Anyone who has locked themselves out of their car has probably stumbled through the wide array of different “guaranteed to work” car lock popping methods that are available on the internet. While some of those options may actually work, most of them are more likely to damage your locks, break the window, or wreak havoc instead of helping. As professional auto locksmiths, we’ve seen our share of interesting car unlocking techniques that customers have used. And, unfortunately, most of those methods don’t work. So, before you go trawling through the internet looking for a cheap DIY way to unlock your car, do a double-check because you could end up damaging your car in the process. Here are a few of the more notable options out there and why they don’t work:

Using a Shoelace

As far as DIY car unlocking options go, this one isn’t the worst offender. There are videos online which show how you can tie an adjustable loop at the midpoint of a shoelace, wiggle the lace diagonally into the car, and with a bit of precision, place the loop over the interior lock and pop it up. As far as unlocking measures go, it’s a fairly easy one and can be done with things you may actually have available when locked out of your car. The downside? First, it’s not as easy as it looks to wedge a shoelace into your car door and get it positioned just-so to unlock it—and if you have a sideways lock, it’s not going work at all.
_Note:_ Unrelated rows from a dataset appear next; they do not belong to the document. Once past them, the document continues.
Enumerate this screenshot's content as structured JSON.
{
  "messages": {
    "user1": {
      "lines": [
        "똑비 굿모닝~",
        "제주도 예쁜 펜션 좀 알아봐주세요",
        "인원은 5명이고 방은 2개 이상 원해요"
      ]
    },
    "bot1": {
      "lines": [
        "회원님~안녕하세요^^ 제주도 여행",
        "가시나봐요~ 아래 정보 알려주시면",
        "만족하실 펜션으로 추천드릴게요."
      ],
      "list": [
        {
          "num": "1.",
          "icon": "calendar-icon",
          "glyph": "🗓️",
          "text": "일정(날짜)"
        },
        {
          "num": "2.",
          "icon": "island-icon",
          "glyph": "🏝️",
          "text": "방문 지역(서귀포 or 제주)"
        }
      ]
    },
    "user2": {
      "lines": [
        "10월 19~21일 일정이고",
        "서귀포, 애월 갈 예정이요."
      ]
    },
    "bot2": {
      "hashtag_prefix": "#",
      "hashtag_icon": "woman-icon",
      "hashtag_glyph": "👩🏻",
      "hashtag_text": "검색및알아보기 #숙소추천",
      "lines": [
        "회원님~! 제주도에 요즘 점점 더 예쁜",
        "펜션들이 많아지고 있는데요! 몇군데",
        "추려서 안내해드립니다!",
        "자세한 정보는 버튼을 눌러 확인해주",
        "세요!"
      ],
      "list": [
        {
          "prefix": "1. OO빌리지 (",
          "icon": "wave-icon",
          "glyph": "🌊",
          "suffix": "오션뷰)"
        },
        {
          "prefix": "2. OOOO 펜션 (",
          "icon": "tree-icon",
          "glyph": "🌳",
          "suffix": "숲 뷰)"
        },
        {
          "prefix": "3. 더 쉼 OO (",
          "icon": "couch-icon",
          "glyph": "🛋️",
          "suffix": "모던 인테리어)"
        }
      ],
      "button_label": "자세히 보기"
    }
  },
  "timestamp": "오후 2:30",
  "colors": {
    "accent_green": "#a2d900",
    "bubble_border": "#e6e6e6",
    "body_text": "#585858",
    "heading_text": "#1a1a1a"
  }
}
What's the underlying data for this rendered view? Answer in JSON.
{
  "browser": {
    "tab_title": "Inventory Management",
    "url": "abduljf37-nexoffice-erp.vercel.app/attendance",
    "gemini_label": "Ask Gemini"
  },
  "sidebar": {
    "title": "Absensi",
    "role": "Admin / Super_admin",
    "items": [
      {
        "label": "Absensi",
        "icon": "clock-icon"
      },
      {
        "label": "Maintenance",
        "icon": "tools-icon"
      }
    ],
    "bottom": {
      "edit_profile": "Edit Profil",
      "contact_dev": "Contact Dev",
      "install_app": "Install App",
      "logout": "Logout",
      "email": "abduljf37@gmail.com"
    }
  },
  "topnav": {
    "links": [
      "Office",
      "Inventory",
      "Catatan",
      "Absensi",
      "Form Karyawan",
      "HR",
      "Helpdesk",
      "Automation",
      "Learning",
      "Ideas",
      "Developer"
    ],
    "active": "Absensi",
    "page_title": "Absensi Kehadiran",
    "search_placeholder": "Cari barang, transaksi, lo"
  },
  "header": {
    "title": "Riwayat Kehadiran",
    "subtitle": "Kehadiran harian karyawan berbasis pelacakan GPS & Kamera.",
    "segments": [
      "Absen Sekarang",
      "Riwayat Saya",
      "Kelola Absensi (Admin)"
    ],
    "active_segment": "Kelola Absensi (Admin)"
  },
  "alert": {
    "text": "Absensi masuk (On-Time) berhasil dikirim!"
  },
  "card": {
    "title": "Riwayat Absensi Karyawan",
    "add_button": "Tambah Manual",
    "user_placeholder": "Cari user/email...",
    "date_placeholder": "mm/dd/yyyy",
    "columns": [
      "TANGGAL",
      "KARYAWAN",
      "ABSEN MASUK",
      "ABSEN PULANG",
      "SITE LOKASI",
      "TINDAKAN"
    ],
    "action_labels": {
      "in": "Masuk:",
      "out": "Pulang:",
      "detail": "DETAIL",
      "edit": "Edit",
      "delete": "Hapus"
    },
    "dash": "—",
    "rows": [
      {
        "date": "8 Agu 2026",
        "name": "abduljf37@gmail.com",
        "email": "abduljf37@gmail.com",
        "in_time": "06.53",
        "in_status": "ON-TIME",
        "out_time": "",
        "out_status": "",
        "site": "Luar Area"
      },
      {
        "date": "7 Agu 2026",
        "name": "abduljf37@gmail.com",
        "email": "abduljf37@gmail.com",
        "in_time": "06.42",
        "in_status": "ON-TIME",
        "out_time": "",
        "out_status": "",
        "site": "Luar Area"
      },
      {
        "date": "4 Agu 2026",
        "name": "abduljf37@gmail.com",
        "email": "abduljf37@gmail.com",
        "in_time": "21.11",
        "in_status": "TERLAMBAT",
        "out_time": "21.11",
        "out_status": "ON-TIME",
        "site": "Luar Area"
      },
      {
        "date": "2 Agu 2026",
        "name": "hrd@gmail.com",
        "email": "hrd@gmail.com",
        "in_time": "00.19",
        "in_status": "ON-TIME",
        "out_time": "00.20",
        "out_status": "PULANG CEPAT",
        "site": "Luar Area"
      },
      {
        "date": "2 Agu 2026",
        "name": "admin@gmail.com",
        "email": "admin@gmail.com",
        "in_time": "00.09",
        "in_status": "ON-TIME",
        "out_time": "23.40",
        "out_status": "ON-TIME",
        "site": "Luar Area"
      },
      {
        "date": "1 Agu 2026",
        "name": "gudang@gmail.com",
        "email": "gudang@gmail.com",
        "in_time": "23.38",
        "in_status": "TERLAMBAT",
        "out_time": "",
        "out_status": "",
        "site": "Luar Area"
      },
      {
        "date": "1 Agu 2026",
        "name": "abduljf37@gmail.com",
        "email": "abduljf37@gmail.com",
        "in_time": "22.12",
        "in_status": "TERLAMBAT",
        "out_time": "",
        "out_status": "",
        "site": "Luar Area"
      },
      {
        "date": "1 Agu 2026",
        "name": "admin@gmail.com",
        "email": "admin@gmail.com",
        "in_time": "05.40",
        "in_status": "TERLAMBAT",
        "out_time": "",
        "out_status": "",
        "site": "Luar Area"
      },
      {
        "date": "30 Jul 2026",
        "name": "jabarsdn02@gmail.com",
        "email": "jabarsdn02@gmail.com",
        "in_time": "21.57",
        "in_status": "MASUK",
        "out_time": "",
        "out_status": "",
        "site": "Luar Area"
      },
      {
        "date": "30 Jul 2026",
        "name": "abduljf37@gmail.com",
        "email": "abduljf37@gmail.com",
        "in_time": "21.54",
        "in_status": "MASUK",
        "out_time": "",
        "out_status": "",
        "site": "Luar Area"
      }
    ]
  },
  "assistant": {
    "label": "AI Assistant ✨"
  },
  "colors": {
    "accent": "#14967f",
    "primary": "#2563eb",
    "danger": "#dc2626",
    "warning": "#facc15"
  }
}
Second, if your car has an alarm system, you’re pretty much guaranteed to set it off while doing so. It’s probably a good idea to avoid this one so you don’t have the police called on you for burglary.

The Coat Hanger Method

This is another of the more prevalent methods that show up online for car unlocking hacks. In this method, you would untwist a wire coat hanger, create a small hook at one end, and wedge it between the weather strip and glass of your window to fish around until you find the locking mechanism. Of course, if you don’t actually know what that looks like for your car or where it is, you could also tug wiring loose or otherwise damage the various inner workings of your car door. It’s probably better to avoid trying this if you want to avoid paying to replace a window or repair your car door.

The Pry and Poke Method

In this suggested option, videos show how “easy” it can be to pry open the door with a sturdy but slim tool like a screwdriver and wedge a long stick or a narrow pole in the opening to press the unlock button. While this option can work for most cars no matter what lock type you have, you face a couple of different problems: you may set your car alarm off trying to pry the door open enough to fit a stick in, you could break the window or dent the door/frame prying it open, and you probably don’t have the items handy, so you’d have to make a trip to the local hardware store to get what you’d need. All in all, it might look neat on video, but this is a really impractical option.

But wait, there’s more! There are plenty other DIY pop-a-lock methods that people have come up with, so stay tuned for part 2 of this blog series for even more inventive ways to open your car. And, if you do manage to lock yourself out of your car, save yourself time, hassle, and potential car damage. Contact Top Notch Locksmith for auto locksmith services in Philadelphia and the surrounding areas!